You wrote: “... we observed that ... Rep. Brenda Barton didn’t vigorously support a change in the law that would have enabled Arizona State University to partner with Payson to establish a Separate Legal Entity to build the campus.
“We didn’t observe anything” you simply made the assertion with little in the way of supporting facts. In fact, last week we discussed this with you at length, explaining what had been done for Payson.
You were not at the Capitol last session, you never phoned to enquire the status of the bill or how you could help rally support. Rather you have only second-hand information from sources who seem reluctant to step forward and take credit for their remarks.
The facts are that the Maricopa Community College District and other higher education lobbies opposed this bill AND the majority of the representatives from Maricopa County opposed this bill. In spite of being very outnumbered, I fought quite hard for passage in both the House and Senate. It was unpopular and required burning a lot of political capital in making sure it kept moving forward. The veto came as a complete surprise to everyone. Turns out, the governor was listening to those other “higher education” interests urging a veto.
Bottom line? Dr. Crow plays hardball and has a lot of influence with the governor, as does the University of Phoenix.

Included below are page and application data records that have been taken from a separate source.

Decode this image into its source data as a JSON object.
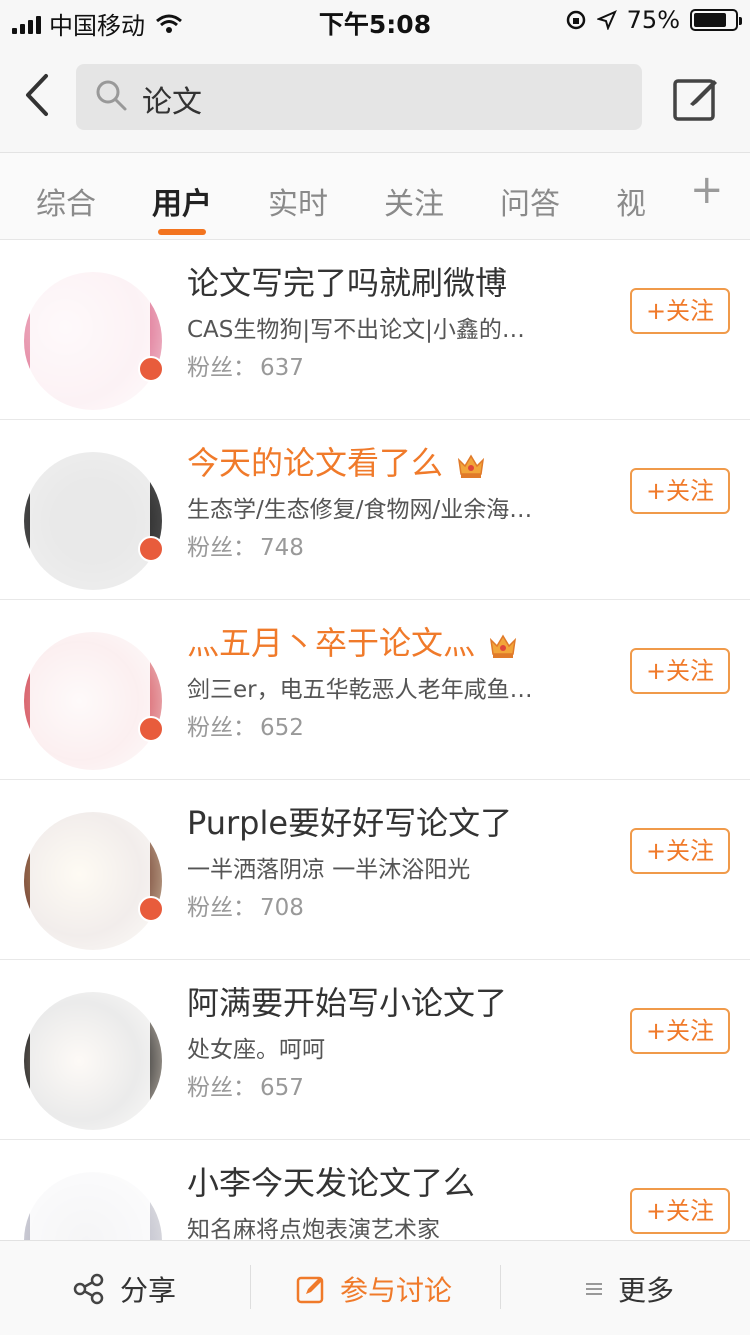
{
  "status_bar": {
    "carrier": "中国移动",
    "time": "下午5:08",
    "battery": "75%",
    "battery_level": 0.75
  },
  "search": {
    "query": "论文"
  },
  "tabs": [
    {
      "label": "综合",
      "active": false
    },
    {
      "label": "用户",
      "active": true
    },
    {
      "label": "实时",
      "active": false
    },
    {
      "label": "关注",
      "active": false
    },
    {
      "label": "问答",
      "active": false
    },
    {
      "label": "视",
      "active": false
    }
  ],
  "tab_add": "+",
  "results": [
    {
      "name": "论文写完了吗就刷微博",
      "desc": "CAS生物狗|写不出论文|小鑫的…",
      "fans_label": "粉丝：",
      "fans": "637",
      "follow": "+关注",
      "vip": false
    },
    {
      "name": "今天的论文看了么",
      "desc": "生态学/生态修复/食物网/业余海…",
      "fans_label": "粉丝：",
      "fans": "748",
      "follow": "+关注",
      "vip": true
    },
    {
      "name": "灬五月丶卒于论文灬",
      "desc": "剑三er，电五华乾恶人老年咸鱼…",
      "fans_label": "粉丝：",
      "fans": "652",
      "follow": "+关注",
      "vip": true
    },
    {
      "name": "Purple要好好写论文了",
      "desc": "一半洒落阴凉 一半沐浴阳光",
      "fans_label": "粉丝：",
      "fans": "708",
      "follow": "+关注",
      "vip": false
    },
    {
      "name": "阿满要开始写小论文了",
      "desc": "处女座。呵呵",
      "fans_label": "粉丝：",
      "fans": "657",
      "follow": "+关注",
      "vip": false
    },
    {
      "name": "小李今天发论文了么",
      "desc": "知名麻将点炮表演艺术家",
      "fans_label": "",
      "fans": "",
      "follow": "+关注",
      "vip": false
    }
  ],
  "bottom_bar": {
    "share": "分享",
    "discuss": "参与讨论",
    "more": "更多"
  },
  "colors": {
    "accent": "#f07a2a",
    "vip_name": "#f07a2a"
  }
}
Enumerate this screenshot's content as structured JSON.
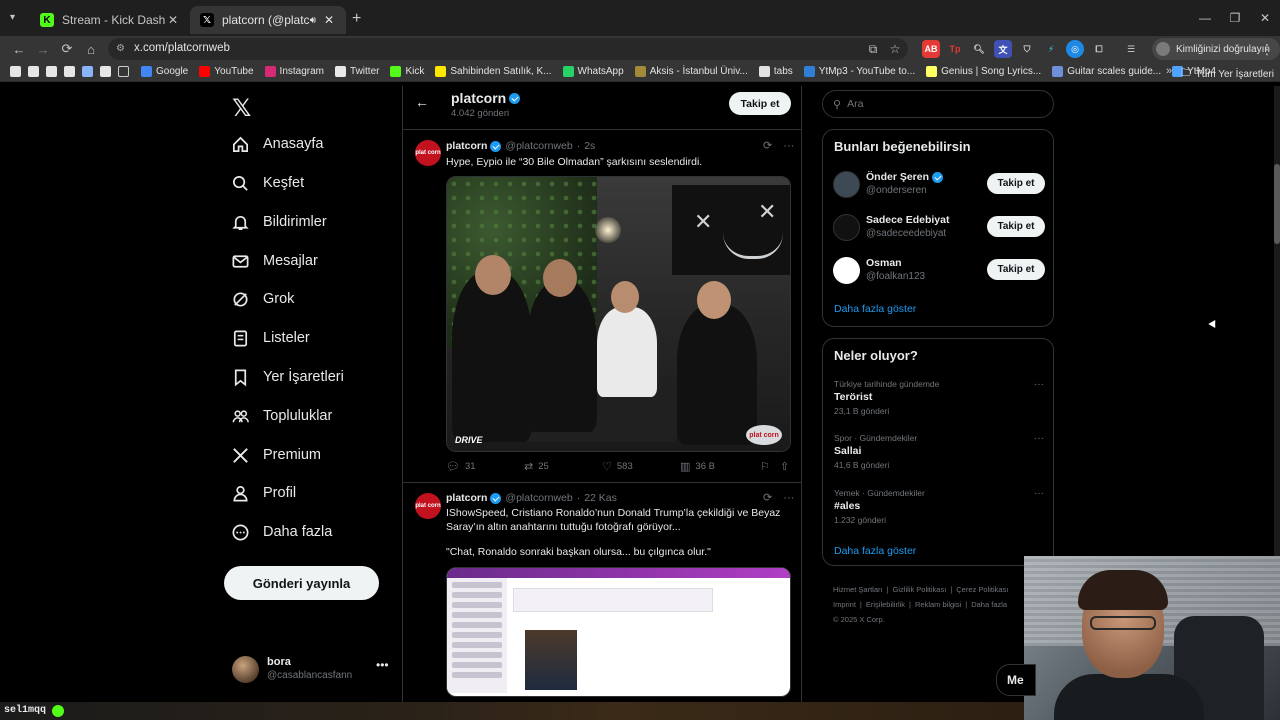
{
  "browser": {
    "tabs": [
      {
        "label": "Stream - Kick Dashboard",
        "favicon": "kick-icon",
        "active": false
      },
      {
        "label": "platcorn (@platcornweb) / X",
        "favicon": "x-icon",
        "active": true
      }
    ],
    "url": "x.com/platcornweb",
    "profile_chip": "Kimliğinizi doğrulayın",
    "bookmarks": [
      {
        "label": "Google",
        "icon": "google-icon",
        "color": "#4285f4"
      },
      {
        "label": "YouTube",
        "icon": "youtube-icon",
        "color": "#ff0000"
      },
      {
        "label": "Instagram",
        "icon": "instagram-icon",
        "color": "#d62976"
      },
      {
        "label": "Twitter",
        "icon": "x-icon",
        "color": "#e7e9ea"
      },
      {
        "label": "Kick",
        "icon": "kick-icon",
        "color": "#53fc18"
      },
      {
        "label": "Sahibinden Satılık, K...",
        "icon": "sahibinden-icon",
        "color": "#ffe800"
      },
      {
        "label": "WhatsApp",
        "icon": "whatsapp-icon",
        "color": "#25d366"
      },
      {
        "label": "Aksis - İstanbul Üniv...",
        "icon": "aksis-icon",
        "color": "#a38a3b"
      },
      {
        "label": "tabs",
        "icon": "tabs-icon",
        "color": "#e3e3e3"
      },
      {
        "label": "YtMp3 - YouTube to...",
        "icon": "ytmp3-icon",
        "color": "#2f7fd6"
      },
      {
        "label": "Genius | Song Lyrics...",
        "icon": "genius-icon",
        "color": "#ffff64"
      },
      {
        "label": "Guitar scales guide...",
        "icon": "guitar-icon",
        "color": "#6f8fd8"
      },
      {
        "label": "YtMp4",
        "icon": "cloud-icon",
        "color": "#4fa3ff"
      }
    ],
    "bookmarks_all": "Tüm Yer İşaretleri"
  },
  "nav": {
    "items": [
      {
        "label": "Anasayfa",
        "icon": "home-icon"
      },
      {
        "label": "Keşfet",
        "icon": "search-icon"
      },
      {
        "label": "Bildirimler",
        "icon": "bell-icon"
      },
      {
        "label": "Mesajlar",
        "icon": "mail-icon"
      },
      {
        "label": "Grok",
        "icon": "grok-icon"
      },
      {
        "label": "Listeler",
        "icon": "list-icon"
      },
      {
        "label": "Yer İşaretleri",
        "icon": "bookmark-icon"
      },
      {
        "label": "Topluluklar",
        "icon": "communities-icon"
      },
      {
        "label": "Premium",
        "icon": "x-icon"
      },
      {
        "label": "Profil",
        "icon": "profile-icon"
      },
      {
        "label": "Daha fazla",
        "icon": "more-circle-icon"
      }
    ],
    "post_button": "Gönderi yayınla",
    "account": {
      "name": "bora",
      "handle": "@casablancasfann"
    }
  },
  "profile_header": {
    "name": "platcorn",
    "post_count": "4.042 gönderi",
    "follow_label": "Takip et"
  },
  "tweets": [
    {
      "name": "platcorn",
      "handle": "@platcornweb",
      "time": "2s",
      "text": "Hype, Eypio ile “30 Bile Olmadan” şarkısını seslendirdi.",
      "avatar_text": "plat corn",
      "media_watermark_left": "DRIVE",
      "media_watermark_right": "plat corn",
      "stats": {
        "replies": "31",
        "reposts": "25",
        "likes": "583",
        "views": "36 B"
      }
    },
    {
      "name": "platcorn",
      "handle": "@platcornweb",
      "time": "22 Kas",
      "text": "IShowSpeed, Cristiano Ronaldo’nun Donald Trump’la çekildiği ve Beyaz Saray’ın altın anahtarını tuttuğu fotoğrafı görüyor...",
      "quote": "\"Chat, Ronaldo sonraki başkan olursa... bu çılgınca olur.\"",
      "avatar_text": "plat corn"
    }
  ],
  "right": {
    "search_placeholder": "Ara",
    "suggestions_title": "Bunları beğenebilirsin",
    "suggestions": [
      {
        "name": "Önder Şeren",
        "handle": "@onderseren",
        "verified": true,
        "follow": "Takip et",
        "avatar_color": "#3d4a55"
      },
      {
        "name": "Sadece Edebiyat",
        "handle": "@sadeceedebiyat",
        "verified": false,
        "follow": "Takip et",
        "avatar_color": "#111111"
      },
      {
        "name": "Osman",
        "handle": "@foalkan123",
        "verified": false,
        "follow": "Takip et",
        "avatar_color": "#ffffff"
      }
    ],
    "show_more": "Daha fazla göster",
    "trends_title": "Neler oluyor?",
    "trends": [
      {
        "context": "Türkiye tarihinde gündemde",
        "name": "Terörist",
        "count": "23,1 B gönderi"
      },
      {
        "context": "Spor · Gündemdekiler",
        "name": "Sallai",
        "count": "41,6 B gönderi"
      },
      {
        "context": "Yemek · Gündemdekiler",
        "name": "#ales",
        "count": "1.232 gönderi"
      }
    ],
    "trends_more": "Daha fazla göster",
    "footer": [
      "Hizmet Şartları",
      "Gizlilik Politikası",
      "Çerez Politikası",
      "Imprint",
      "Erişilebilirlik",
      "Reklam bilgisi",
      "Daha fazla"
    ],
    "copyright": "© 2025 X Corp."
  },
  "overlay": {
    "message_chip": "Me",
    "chat_user": "sel1mqq :"
  },
  "colors": {
    "accent": "#1d9bf0",
    "brand_red": "#c2121f",
    "kick_green": "#53fc18"
  }
}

Do you honestly believe that by electing two new representatives from Sedona and Flagstaff who are members of the minority party the Payson ASU project will get any attention or even come close to the governor’s desk in the next two years?
Please stick to the facts or cite your sources. Your readers deserve better than this.
Representative Brenda Barton
Editor’s Note: The Roundup reported frequently on the effort to pass legislation to enable ASU to partner with Payson to create the Separate Legal Entity and has also reported on the governor’s veto. Sources close to those efforts told the Roundup Rep. Barton and Rep. Crandell supported the legislation, but remained minimally involved. Rep. Barton’s letter appears to blame ASU President Crow and the University of Phoenix for the governor’s veto, which seems odd since ASU had the most to gain if the governor had signed the law. Sources close to the effort to pass the bill said they later learned Arizona Public Service lobbied the governor to veto the SLE legislation to prevent universities from establishing alternative energy projects within SLEs.